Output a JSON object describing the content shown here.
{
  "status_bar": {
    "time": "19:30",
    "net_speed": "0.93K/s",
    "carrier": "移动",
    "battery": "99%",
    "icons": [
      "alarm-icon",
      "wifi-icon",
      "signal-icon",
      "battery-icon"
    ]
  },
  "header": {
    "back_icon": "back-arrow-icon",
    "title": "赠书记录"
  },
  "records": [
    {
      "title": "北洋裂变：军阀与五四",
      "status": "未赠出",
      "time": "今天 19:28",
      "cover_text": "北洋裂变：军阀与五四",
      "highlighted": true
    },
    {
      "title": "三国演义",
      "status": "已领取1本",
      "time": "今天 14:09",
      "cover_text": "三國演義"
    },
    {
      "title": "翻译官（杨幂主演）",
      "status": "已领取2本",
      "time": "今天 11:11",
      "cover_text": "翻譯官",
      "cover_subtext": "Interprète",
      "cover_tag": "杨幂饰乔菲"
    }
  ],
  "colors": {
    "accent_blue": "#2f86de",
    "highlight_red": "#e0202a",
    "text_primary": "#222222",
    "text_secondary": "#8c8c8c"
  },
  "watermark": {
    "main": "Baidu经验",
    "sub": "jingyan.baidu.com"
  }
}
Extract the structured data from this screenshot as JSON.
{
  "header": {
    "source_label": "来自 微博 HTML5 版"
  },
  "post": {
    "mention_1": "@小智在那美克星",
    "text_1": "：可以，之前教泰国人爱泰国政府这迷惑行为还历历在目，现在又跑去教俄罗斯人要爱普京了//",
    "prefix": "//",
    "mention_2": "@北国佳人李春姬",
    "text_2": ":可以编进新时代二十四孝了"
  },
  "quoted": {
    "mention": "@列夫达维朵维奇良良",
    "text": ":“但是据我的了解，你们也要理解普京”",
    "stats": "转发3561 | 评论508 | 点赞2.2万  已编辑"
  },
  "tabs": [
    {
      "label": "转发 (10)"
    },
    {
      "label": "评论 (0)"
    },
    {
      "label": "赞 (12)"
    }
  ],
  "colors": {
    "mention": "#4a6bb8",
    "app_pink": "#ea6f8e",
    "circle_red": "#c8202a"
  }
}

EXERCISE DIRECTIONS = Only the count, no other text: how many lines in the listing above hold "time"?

RESPONSE FOR THIS EXERCISE = 4